Continuous Testing and Beyond – Software Quality in Web Projects

Two weeks ago I was invited to speak on the 121 Test Automation Day Conference Berlin about one of my most favourite topics – Software Quality in Web Projects.

It really was a nice audience and I received very good feedback on it. The slides can be found here:

Looking forward to my next talk, wherever that will be 🙂

PhantomJS is discontinued

The waiting for PhantomJS 2.5 seems to have come to an end – unfortunately, it will most likely never be released.

According to a statement of Vitaly Slobodin, the current maintainer of PhantomJS, the further development has been stopped. This is particular sad as version 2.5 beta has been released already and a lot of effort has been put into this release.

But why? As reason, Vitaly states the release of Headless Chrome with Google Chrome 59. Fair enough, a few developers can’t compete with Google at all.

As a matter of fact, PhantomJS was pretty unique for quite some time.

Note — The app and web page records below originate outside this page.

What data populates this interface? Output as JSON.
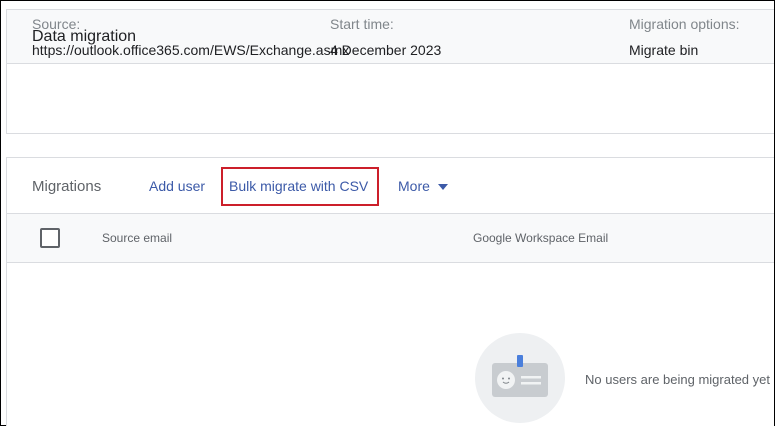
{
  "data_migration": {
    "title": "Data migration",
    "source_label": "Source:",
    "source_value": "https://outlook.office365.com/EWS/Exchange.asmx",
    "start_label": "Start time:",
    "start_value": "4 December 2023",
    "options_label": "Migration options:",
    "options_value": "Migrate bin"
  },
  "migrations": {
    "title": "Migrations",
    "add_user": "Add user",
    "bulk_migrate": "Bulk migrate with CSV",
    "more": "More",
    "columns": [
      "Source email",
      "Google Workspace Email"
    ],
    "empty_text": "No users are being migrated yet"
  },
  "colors": {
    "accent": "#3c5aa8",
    "highlight": "#cc1f2a"
  },
  "icons": {
    "more": "chevron-down-icon",
    "empty": "id-card-icon"
  }
}
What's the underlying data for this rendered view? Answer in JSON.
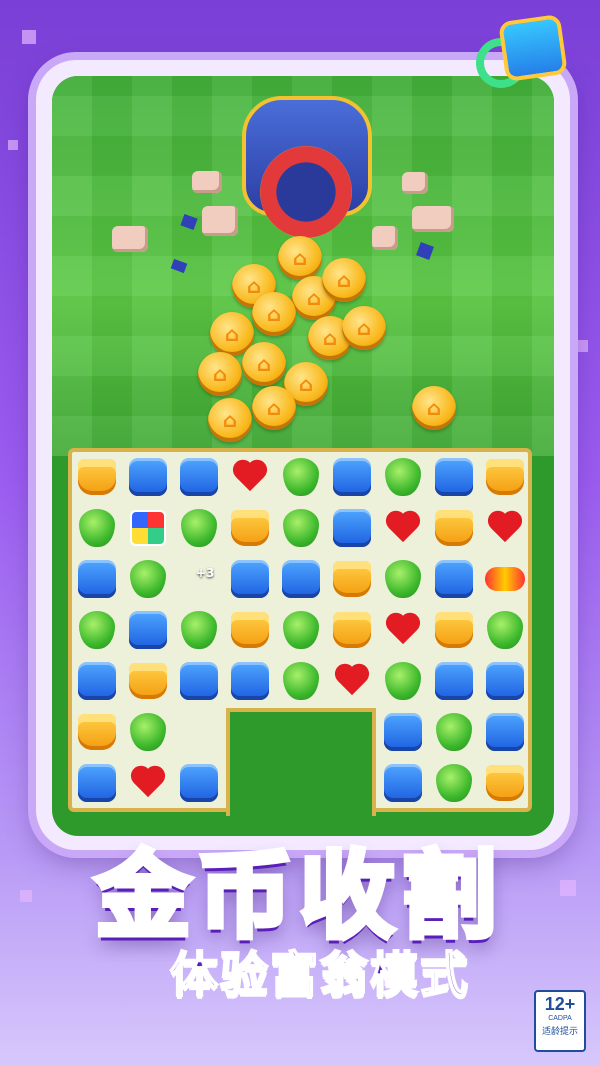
{
  "title": "金币收割",
  "subtitle": "体验富翁模式",
  "bonus_text": "+3",
  "age_rating": {
    "number": "12+",
    "org": "CADPA",
    "label": "适龄提示"
  },
  "icons": {
    "shuffle": "shuffle-icon",
    "cannon": "coin-cannon-icon",
    "coin": "house-coin-icon"
  },
  "colors": {
    "background": "#8d4ee8",
    "grass": "#4cbc3c",
    "board_border": "#d8b24a",
    "title_fill": "#7ef3ff",
    "subtitle": "#5a1fb8"
  },
  "board": {
    "rows": [
      [
        "pot",
        "blue",
        "blue",
        "heart",
        "green",
        "blue",
        "green",
        "blue",
        "pot"
      ],
      [
        "green",
        "cube",
        "green",
        "pot",
        "green",
        "blue",
        "heart",
        "pot",
        "heart"
      ],
      [
        "blue",
        "green",
        "",
        "blue",
        "blue",
        "pot",
        "green",
        "blue",
        "rocket"
      ],
      [
        "green",
        "blue",
        "green",
        "pot",
        "green",
        "pot",
        "heart",
        "pot",
        "green"
      ],
      [
        "blue",
        "pot",
        "blue",
        "blue",
        "green",
        "heart",
        "green",
        "blue",
        "blue"
      ],
      [
        "pot",
        "green",
        "",
        "",
        "",
        "",
        "blue",
        "green",
        "blue"
      ],
      [
        "blue",
        "heart",
        "blue",
        "",
        "",
        "",
        "blue",
        "green",
        "pot"
      ]
    ]
  }
}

An amazing project which established headless browser testing on wide areas, so it has been a fundamental contribution to the testing world.

I think the actual, long anticipated release of Headless Chrome was just the final the straw that broke the camels back. Since the infamous ticket 546953 it was totally clear that it was worked on it, also conference talks of the developers talking about the technical background came up, so it was just a matter of time since it would show up. It was not really a surprise. So why not stop development of PhantomJS even earlier?

It pretty much feels to me that one of the main potential drawbacks of the Open Source Software movement was the main reason: only a few developers have to deal with the many bug reports and feature request of thousands of users which are all happy to use the tool day by day, but are not willing to contribute or even pay for it. If you can’t make a living from your Open Source project, there will be that one day when it is simply enough. Even the biggest enthusiasts have to pay their bills.

To be honest, over the past years I have been in some sort of Love / Hate relationship with PhantomJS. The many bugs (which are totally normal to happen) combined with the very slow release cycles (which were absolutely annoying, but again understandable) ended up in many, many hours or even days of looking for reasons why that particular test failed only in PhantomJS (e.g. my previous blog post File uploads not working with PhantomJS). On the other hand, I can only express my deepest respect and thankfulness to the developers involved. And yes, I am also one of the thousands of users who used PhantomJS without any contribution.

Look ahead!

What will Chrome Headless bring us? I think chances are pretty good that it will be the new standard for Headless testing soon, and this is by no means an offense to the PhantomJS project. There will be a new ecosystem around it, which will make integration of Chrome Headless as easy as for PhantomJS.

On the other hand, we will loose an independent player on the field, and once again Google will gain more power.

However, being responsible for the future wellbeing of the projects I maintain as it is my profession, I will have to adapt to this change. I will have to change the project stacks in order to replace PhantomJS with Headless Chrome very soon. At least not taking it into consideration would be a huge mistake. Still the ecosystem around Chrome Headless as to evolve, but I actually have no doubt it will.

Luckily PhantomJS implemented the Remote WebDriver Wire protocol since version 1.8 (speaking of GhostDriver here, another project from the PhantomJS ecosystem which I didn’t even mention yet), so those projects which were not relying on the PhantomJS API will be lucky.

Just recently, ChromeDriver 2.30 which officially supports Chrome 59 has been released – one concern less!

So far no new maintainer of PhantomJS has been found. The burden might be too heavy.

File uploads not working with PhantomJS

Just a quick one today: when you struggle with writing Acceptance Tests for file uploads using PhantomJS (will version 2.5 ever come out? *sigh*), here are two possible solutions for you.

File inputs are ugly, let’s just not show them

The first issue might be that the input field is hidden for obvious reasons. Luckily we can solve this issue without making your designer cry (and we don’t want to do this, don’t we?) by just tweaking the CSS using JavaScript.

In my case, the input field was hidden by using a very low opacity value, so I set it to 1 just before attaching the actual file:

// PhantomJS 2.1 workaround #1:
// Make input[type=file] visible
   'document.getElementById(\'input-field\').' . 
$I->attachFile('#input-field', 'test.jpg');

If this solves your problem – great! If not, I got one more.

Don’t rush – one at a time

While the first issue is somewhat understandable … well, maybe …, anyway, I found the second one just by good old trial-and-error: PhantomJS doesn’t like multiple uploads!

Now we don’t want to remove the possibility to upload multiple files just to please PhantomJS, so let’s do another tweak:

// Phantomjs 2.1 workaround #2:
// Don't use multiple uploads
   'document.getElementById(\'input-field\').' . 

Of course we can’t test multiple uploads that way, which is a bit sad, but right now I’m afraid we have to live with that.

Did it blend?

If you found these two little tips helpful, or if you have another nasty PhantomJS workaround at hand, please drop a comment below!